The internal structure of the Earth is called the core. It is one of the three primary mechanical structures and consists of the so-called outer core and the inner core. This structure is also considered the hottest with a temperature ranging from 2700 to 4200 degrees Celsius in the outer part and from 5100 to 5400 degrees Celsius in the inner part.
Properties and Composition of the Core: The Outer Core and The Inner Core
Scientists have explored and analyzed the internal structure of the Earth based on observations of topographical features, the study of underwater depth or bathymetry, observations of rock in outcrop, analysis of samples brought to the surface by volcanic activities, analysis of seismic waves, and measurements of gravitational and magnetic fields.
Note that the core has two separate and more specific structures. Each has its own properties. Take note of the following:
• Properties of the Outer Core: Analysis of the seismic waves that pass through the Earth and other measurements have revealed that the outer core is liquid. Note that these waves are not transmitted to this internal structure and scientists believe that there is not enough pressure to keep it solid. Estimates also reveal that its temperature ranges between 2700 to 4200 degrees Celsius. The fluid state of the structure also causes convection currents that are responsible for generating the magnetic field of the Earth.
• Properties of the Inner Core: The inner core is solid and it influences the fluid and electric currents generated in the outer core and thus, the generation of the magnetic field of the Earth. It has an estimated radius of 1221 kilometers and represents about 19 percent of the total radius of the Earth. The estimated temperature is between 5100 and 5400 degrees Celsius with pressure ranging in from 330 to 360 gigapascals and a density of about 13.0 kg/L at the center and 12.8 kg/L at the surface.
There is no exact way for scientists to accurately determine the composition of the core. There is an accepted but still debated theory that both its outer and inner parts are made of an iron-nickel alloy. This theory also explains how the magnetic fields of the Earth are generated from its innermost mechanical structure.
Note that the theory is largely based on the relative presence of different chemical elements in the Solar System, as well as the established theory of planetary formation, and in consideration of the limitations inferred from the chemistry of the volume of the Earth.
It is also worth mentioning that the density of the outer core tells that it is not made up of iron or an iron-nickel alloy. Both iron and iron-nickel alloys have higher densities. This leads scientists to hypothesize that it is also composed of light elements with low atomic numbers such as oxygen, silicon, and sulfur. The same has been hypothesized for the inner core.
The prevailing theory that iron is the main element that constitutes the core comes from two notable arguments: iron is the only element that closely matches its seismic properties, and this element is sufficiently abundant in the universe.
Understanding Why The Core Is Hot: Temperature From The Deep Earth

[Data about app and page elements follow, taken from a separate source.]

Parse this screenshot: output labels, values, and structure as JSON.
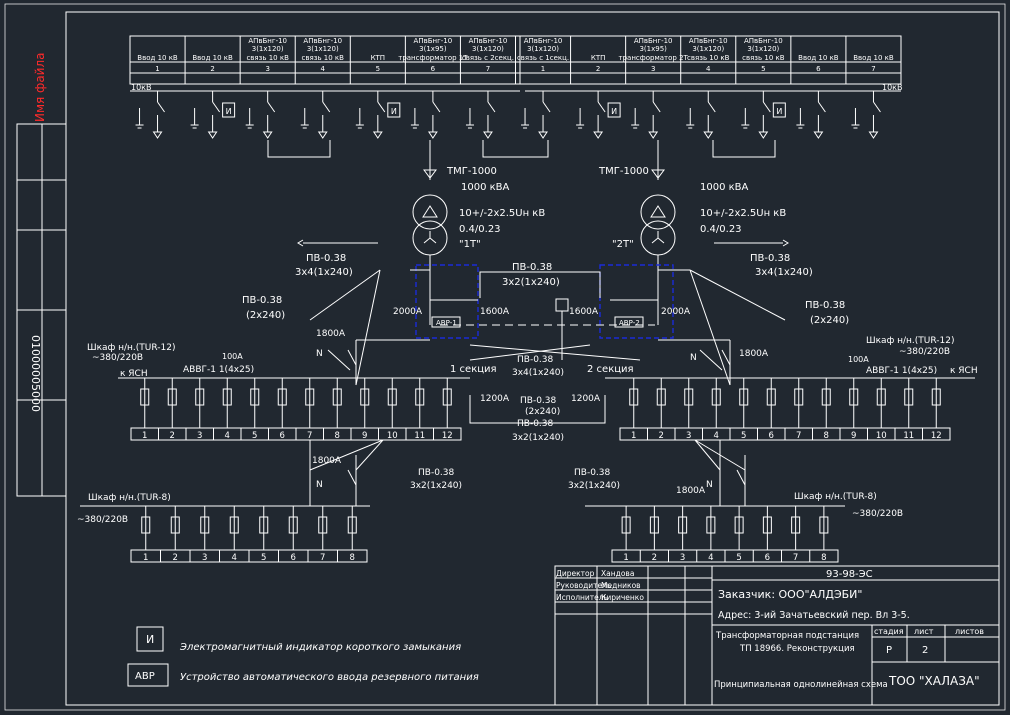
{
  "stamp_left": {
    "name_red": "Имя файла",
    "code": "01000005000"
  },
  "switchgear_panels": [
    {
      "num": "1",
      "name": "Ввод 10 кВ",
      "cable": ""
    },
    {
      "num": "2",
      "name": "Ввод 10 кВ",
      "cable": ""
    },
    {
      "num": "3",
      "name": "связь 10 кВ",
      "cable": "АПвБнг-10\n3(1х120)"
    },
    {
      "num": "4",
      "name": "связь 10 кВ",
      "cable": "АПвБнг-10\n3(1х120)"
    },
    {
      "num": "5",
      "name": "КТП",
      "cable": ""
    },
    {
      "num": "6",
      "name": "трансформатор 1Т",
      "cable": "АПвБнг-10\n3(1х95)"
    },
    {
      "num": "7",
      "name": "связь с 2секц.",
      "cable": "АПвБнг-10\n3(1х120)"
    },
    {
      "num": "1",
      "name": "связь с 1секц.",
      "cable": "АПвБнг-10\n3(1х120)"
    },
    {
      "num": "2",
      "name": "КТП",
      "cable": ""
    },
    {
      "num": "3",
      "name": "трансформатор 2Т",
      "cable": "АПвБнг-10\n3(1х95)"
    },
    {
      "num": "4",
      "name": "связь 10 кВ",
      "cable": "АПвБнг-10\n3(1х120)"
    },
    {
      "num": "5",
      "name": "связь 10 кВ",
      "cable": "АПвБнг-10\n3(1х120)"
    },
    {
      "num": "6",
      "name": "Ввод 10 кВ",
      "cable": ""
    },
    {
      "num": "7",
      "name": "Ввод 10 кВ",
      "cable": ""
    }
  ],
  "bus_label_left": "10кВ",
  "bus_label_right": "10кВ",
  "indicator_letter": "И",
  "transformer_1": {
    "type": "ТМГ-1000",
    "power": "1000 кВА",
    "tap": "10+/-2х2.5Uн кВ",
    "ratio": "0.4/0.23",
    "name": "\"1Т\""
  },
  "transformer_2": {
    "type": "ТМГ-1000",
    "power": "1000 кВА",
    "tap": "10+/-2х2.5Uн кВ",
    "ratio": "0.4/0.23",
    "name": "\"2Т\""
  },
  "cables": {
    "pv_left_top": "ПВ-0.38",
    "pv_left_top_spec": "3х4(1х240)",
    "pv_right_top": "ПВ-0.38",
    "pv_right_top_spec": "3х4(1х240)",
    "pv_mid": "ПВ-0.38",
    "pv_mid_spec": "3х2(1х240)",
    "pv_left_side": "ПВ-0.38",
    "pv_left_side_spec": "(2х240)",
    "pv_right_side": "ПВ-0.38",
    "pv_right_side_spec": "(2х240)",
    "pv_bus": "ПВ-0.38",
    "pv_bus_spec": "3х4(1х240)",
    "pv_low_a": "ПВ-0.38",
    "pv_low_a_spec": "(2х240)",
    "pv_low_b": "ПВ-0.38",
    "pv_low_b_spec": "3х2(1х240)",
    "pv_left_bottom": "ПВ-0.38",
    "pv_left_bottom_spec": "3х2(1х240)",
    "pv_right_bottom": "ПВ-0.38",
    "pv_right_bottom_spec": "3х2(1х240)"
  },
  "breakers": {
    "b2000a_left": "2000А",
    "b1600a_left": "1600А",
    "b1600a_right": "1600А",
    "b2000a_right": "2000А",
    "b1800_l": "1800А",
    "b1800_r": "1800А",
    "b1200_l": "1200А",
    "b1200_r": "1200А",
    "b1800_lb": "1800А",
    "b1800_rb": "1800А",
    "b100_l": "100А",
    "b100_r": "100А",
    "n": "N"
  },
  "avr_1": "АВР-1",
  "avr_2": "АВР-2",
  "section_1": "1 секция",
  "section_2": "2 секция",
  "cabinet_left": {
    "title": "Шкаф н/н.(TUR-12)",
    "voltage": "~380/220В",
    "cable": "АВВГ-1 1(4х25)",
    "to": "к ЯСН"
  },
  "cabinet_right": {
    "title": "Шкаф н/н.(TUR-12)",
    "voltage": "~380/220В",
    "cable": "АВВГ-1 1(4х25)",
    "to": "к ЯСН"
  },
  "cabinet_left_bottom": {
    "title": "Шкаф н/н.(TUR-8)",
    "voltage": "~380/220В"
  },
  "cabinet_right_bottom": {
    "title": "Шкаф н/н.(TUR-8)",
    "voltage": "~380/220В"
  },
  "feeders_12": [
    "1",
    "2",
    "3",
    "4",
    "5",
    "6",
    "7",
    "8",
    "9",
    "10",
    "11",
    "12"
  ],
  "feeders_8": [
    "1",
    "2",
    "3",
    "4",
    "5",
    "6",
    "7",
    "8"
  ],
  "legend": [
    {
      "symbol": "И",
      "text": "Электромагнитный индикатор короткого замыкания"
    },
    {
      "symbol": "АВР",
      "text": "Устройство автоматического ввода резервного питания"
    }
  ],
  "title_block": {
    "doc_code": "93-98-ЭС",
    "customer": "Заказчик: ООО\"АЛДЭБИ\"",
    "address": "Адрес:  3-ий Зачатьевский пер. Вл 3-5.",
    "object_l1": "Трансформаторная подстанция",
    "object_l2": "ТП 18966. Реконструкция",
    "sheet_title": "Принципиальная однолинейная схема",
    "company": "ТОО \"ХАЛАЗА\"",
    "stage_h": "стадия",
    "sheet_h": "лист",
    "sheets_h": "листов",
    "stage": "Р",
    "sheet": "2",
    "sheets": "",
    "roles": [
      {
        "role": "Директор",
        "name": "Хандова"
      },
      {
        "role": "Руководитель",
        "name": "Медников"
      },
      {
        "role": "Исполнитель",
        "name": "Кириченко"
      }
    ]
  }
}
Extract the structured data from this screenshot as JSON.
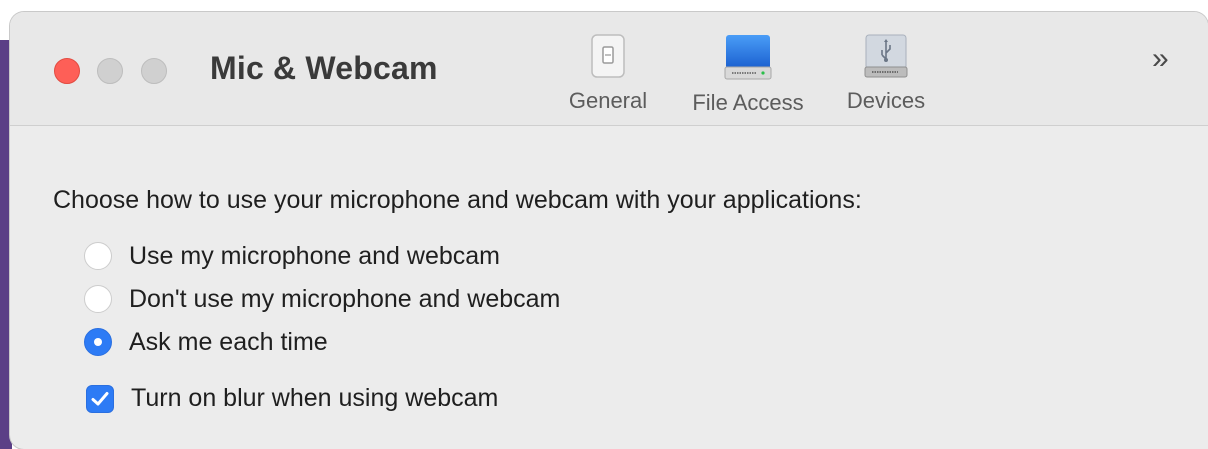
{
  "window": {
    "title": "Mic & Webcam"
  },
  "toolbar": {
    "items": [
      {
        "label": "General",
        "icon": "switch-icon"
      },
      {
        "label": "File Access",
        "icon": "hard-drive-icon"
      },
      {
        "label": "Devices",
        "icon": "usb-drive-icon"
      }
    ],
    "overflow_symbol": "»"
  },
  "content": {
    "prompt": "Choose how to use your microphone and webcam with your applications:",
    "options": [
      {
        "label": "Use my microphone and webcam",
        "selected": false
      },
      {
        "label": "Don't use my microphone and webcam",
        "selected": false
      },
      {
        "label": "Ask me each time",
        "selected": true
      }
    ],
    "blur_checkbox": {
      "label": "Turn on blur when using webcam",
      "checked": true
    }
  },
  "colors": {
    "accent": "#2d7bf5",
    "close_button": "#fe5f57",
    "inactive_button": "#d0d0d0",
    "window_bg": "#ececec"
  }
}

Scientists derive their estimates of the temperature of the innermost structure of the Earth from the known melting behavior of iron at ultrahigh pressures.
However, to understand why the core is hot, it is important to underscore the three sources of heat from the deep earth:

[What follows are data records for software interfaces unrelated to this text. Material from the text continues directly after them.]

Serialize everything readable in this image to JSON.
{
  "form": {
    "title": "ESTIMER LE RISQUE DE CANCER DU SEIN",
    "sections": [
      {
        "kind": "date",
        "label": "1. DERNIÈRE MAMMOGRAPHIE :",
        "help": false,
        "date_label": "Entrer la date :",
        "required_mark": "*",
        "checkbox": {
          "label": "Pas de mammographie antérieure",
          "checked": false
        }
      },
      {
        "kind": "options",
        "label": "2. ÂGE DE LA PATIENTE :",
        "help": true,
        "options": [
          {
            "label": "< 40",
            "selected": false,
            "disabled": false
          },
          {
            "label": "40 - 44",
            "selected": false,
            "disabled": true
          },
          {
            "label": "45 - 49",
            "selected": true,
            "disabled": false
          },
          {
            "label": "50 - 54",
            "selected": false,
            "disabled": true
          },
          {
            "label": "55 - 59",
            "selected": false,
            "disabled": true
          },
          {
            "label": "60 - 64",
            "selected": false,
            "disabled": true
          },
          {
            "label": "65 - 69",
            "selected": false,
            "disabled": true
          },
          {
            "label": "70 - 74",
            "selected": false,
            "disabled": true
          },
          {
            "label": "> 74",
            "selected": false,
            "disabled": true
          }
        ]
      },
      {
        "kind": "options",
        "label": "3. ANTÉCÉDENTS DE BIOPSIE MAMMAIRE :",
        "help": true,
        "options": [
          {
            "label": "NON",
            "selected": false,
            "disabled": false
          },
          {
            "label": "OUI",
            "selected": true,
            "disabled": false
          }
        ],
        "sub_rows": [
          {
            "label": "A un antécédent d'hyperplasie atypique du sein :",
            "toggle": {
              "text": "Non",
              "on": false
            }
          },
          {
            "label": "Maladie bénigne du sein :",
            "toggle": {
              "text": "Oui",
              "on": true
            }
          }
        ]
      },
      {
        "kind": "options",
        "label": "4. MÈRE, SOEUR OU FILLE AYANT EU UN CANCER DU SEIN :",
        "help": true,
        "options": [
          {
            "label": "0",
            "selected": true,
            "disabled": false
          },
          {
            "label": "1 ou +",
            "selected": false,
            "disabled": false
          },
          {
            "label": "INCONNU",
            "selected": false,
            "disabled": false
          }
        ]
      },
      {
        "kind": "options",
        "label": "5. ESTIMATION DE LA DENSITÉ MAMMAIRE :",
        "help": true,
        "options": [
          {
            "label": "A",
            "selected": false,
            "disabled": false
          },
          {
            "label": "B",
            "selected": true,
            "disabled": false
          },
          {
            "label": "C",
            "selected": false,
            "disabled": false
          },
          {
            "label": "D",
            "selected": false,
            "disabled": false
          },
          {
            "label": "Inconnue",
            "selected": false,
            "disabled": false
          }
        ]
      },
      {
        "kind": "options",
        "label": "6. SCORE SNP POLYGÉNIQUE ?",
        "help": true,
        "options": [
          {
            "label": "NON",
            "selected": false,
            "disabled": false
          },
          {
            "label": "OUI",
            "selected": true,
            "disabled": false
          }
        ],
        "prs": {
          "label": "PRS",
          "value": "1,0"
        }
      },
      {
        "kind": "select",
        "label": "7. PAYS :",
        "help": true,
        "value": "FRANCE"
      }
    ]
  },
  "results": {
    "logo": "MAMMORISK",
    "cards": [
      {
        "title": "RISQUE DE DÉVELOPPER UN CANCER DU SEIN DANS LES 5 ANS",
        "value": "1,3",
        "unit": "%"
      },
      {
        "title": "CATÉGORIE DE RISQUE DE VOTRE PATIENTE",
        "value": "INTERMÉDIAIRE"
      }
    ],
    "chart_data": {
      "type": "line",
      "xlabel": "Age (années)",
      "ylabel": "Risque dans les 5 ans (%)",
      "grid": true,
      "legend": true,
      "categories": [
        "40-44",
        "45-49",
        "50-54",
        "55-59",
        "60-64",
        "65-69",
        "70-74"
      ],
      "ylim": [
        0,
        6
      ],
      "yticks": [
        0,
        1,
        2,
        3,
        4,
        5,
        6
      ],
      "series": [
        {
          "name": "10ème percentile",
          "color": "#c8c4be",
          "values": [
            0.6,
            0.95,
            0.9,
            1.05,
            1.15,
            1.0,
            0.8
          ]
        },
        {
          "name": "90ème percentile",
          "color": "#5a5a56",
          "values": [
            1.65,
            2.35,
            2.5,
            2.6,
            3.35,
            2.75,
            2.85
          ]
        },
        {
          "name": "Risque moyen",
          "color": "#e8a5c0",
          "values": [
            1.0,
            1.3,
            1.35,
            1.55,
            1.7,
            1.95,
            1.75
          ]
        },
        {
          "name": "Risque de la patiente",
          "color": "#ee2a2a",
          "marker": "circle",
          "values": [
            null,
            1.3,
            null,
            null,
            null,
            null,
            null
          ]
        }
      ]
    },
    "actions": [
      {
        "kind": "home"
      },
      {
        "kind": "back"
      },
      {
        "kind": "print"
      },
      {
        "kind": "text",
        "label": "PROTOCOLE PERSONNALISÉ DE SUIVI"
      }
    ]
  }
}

• Leftover heat from planetary formation;
• Frictional heating resulting from the liquid core solidifying near the boundary of the inner core or denser material sinking to the center of the planet; and
• Heat from the decay of radioactive elements.
Note that the formation of Earth is characterized primarily by the collision of rouge objects in space billions of years ago. When large objects collide, they generate large amounts of heat. A large amount of this heat is retained. The heat emanating from the deep Earth represents a longstanding and ongoing part of the entire cooling-off process.
The Earth is essentially cooling from the inside out. It also takes a long time for this heat to escape from the innermost part and move to the outer layers.
Contributing to this primordial leftover heat is the descent of dense material to the innermost part of the Earth. This process can generate heat of up to 1650 degrees Celsius. Radioactive heating is another source of heat but its accurate contribution remains unknown.